> **Task to complete**
Every line of the entries with the word "status" in it should be shown.

(Entries provided Opens)

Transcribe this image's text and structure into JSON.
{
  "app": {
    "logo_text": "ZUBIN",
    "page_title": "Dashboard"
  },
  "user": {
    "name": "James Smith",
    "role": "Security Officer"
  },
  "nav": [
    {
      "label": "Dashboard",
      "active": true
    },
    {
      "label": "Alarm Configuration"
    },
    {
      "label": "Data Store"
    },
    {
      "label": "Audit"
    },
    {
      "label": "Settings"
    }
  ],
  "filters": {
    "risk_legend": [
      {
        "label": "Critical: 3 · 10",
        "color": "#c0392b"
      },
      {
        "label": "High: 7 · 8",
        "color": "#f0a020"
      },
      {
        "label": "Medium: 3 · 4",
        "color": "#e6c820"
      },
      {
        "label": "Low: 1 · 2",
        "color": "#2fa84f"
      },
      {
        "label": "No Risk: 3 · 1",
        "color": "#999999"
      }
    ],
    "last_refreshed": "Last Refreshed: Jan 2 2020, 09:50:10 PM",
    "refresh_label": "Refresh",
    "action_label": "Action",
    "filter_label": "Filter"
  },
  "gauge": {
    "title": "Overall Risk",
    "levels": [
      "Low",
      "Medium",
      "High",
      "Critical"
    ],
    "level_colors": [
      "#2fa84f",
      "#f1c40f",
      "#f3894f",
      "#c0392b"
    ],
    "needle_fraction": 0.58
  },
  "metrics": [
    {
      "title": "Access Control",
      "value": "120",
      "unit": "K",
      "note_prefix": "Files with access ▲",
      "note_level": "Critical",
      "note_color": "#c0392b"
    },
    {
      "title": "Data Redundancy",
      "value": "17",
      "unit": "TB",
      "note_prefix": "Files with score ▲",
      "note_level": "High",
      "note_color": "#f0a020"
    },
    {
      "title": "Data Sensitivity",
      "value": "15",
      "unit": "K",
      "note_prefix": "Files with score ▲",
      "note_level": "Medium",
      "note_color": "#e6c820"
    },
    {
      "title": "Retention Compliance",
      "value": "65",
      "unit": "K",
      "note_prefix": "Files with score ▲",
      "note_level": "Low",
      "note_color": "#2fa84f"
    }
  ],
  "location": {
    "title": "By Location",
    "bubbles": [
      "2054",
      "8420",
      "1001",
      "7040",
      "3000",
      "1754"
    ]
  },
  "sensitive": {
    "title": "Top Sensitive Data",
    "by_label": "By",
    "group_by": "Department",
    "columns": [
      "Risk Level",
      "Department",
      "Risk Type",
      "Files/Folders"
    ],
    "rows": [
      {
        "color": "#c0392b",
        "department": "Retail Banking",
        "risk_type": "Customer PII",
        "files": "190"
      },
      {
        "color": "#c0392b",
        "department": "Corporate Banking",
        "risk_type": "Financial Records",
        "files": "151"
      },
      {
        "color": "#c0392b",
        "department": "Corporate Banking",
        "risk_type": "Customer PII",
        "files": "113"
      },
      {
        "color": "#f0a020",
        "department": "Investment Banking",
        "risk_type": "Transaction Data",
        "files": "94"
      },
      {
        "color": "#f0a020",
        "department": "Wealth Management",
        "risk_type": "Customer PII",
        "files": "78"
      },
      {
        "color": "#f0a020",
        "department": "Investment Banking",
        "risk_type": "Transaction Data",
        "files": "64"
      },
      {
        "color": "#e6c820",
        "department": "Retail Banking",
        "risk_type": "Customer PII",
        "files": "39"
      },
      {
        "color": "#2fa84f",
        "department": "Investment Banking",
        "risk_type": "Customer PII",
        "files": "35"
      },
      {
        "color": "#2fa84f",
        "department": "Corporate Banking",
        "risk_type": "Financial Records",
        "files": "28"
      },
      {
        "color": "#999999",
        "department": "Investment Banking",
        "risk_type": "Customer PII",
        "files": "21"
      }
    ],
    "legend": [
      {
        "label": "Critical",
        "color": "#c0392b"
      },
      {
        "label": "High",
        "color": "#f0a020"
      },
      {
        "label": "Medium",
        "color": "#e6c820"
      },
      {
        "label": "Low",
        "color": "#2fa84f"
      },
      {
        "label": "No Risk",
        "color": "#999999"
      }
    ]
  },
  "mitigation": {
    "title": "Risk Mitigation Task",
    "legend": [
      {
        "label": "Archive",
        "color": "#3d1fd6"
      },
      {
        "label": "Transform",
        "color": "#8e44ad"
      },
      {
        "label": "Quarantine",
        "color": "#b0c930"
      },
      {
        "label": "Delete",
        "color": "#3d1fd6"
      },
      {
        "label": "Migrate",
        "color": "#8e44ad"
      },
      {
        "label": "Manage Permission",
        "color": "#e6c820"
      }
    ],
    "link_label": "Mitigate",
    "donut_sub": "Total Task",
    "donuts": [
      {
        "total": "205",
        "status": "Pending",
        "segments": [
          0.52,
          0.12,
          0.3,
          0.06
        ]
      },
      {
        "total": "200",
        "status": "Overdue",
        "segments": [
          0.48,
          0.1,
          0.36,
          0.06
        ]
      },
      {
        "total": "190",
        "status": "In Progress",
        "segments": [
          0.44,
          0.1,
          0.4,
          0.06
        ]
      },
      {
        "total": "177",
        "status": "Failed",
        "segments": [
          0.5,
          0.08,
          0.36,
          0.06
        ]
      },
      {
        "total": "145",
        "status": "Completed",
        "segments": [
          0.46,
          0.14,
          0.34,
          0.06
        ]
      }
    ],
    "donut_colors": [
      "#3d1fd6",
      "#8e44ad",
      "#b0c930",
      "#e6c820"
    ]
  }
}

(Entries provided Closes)

> **Output of the task**
        "status": "Pending",
        "status": "Overdue",
        "status": "In Progress",
        "status": "Failed",
        "status": "Completed",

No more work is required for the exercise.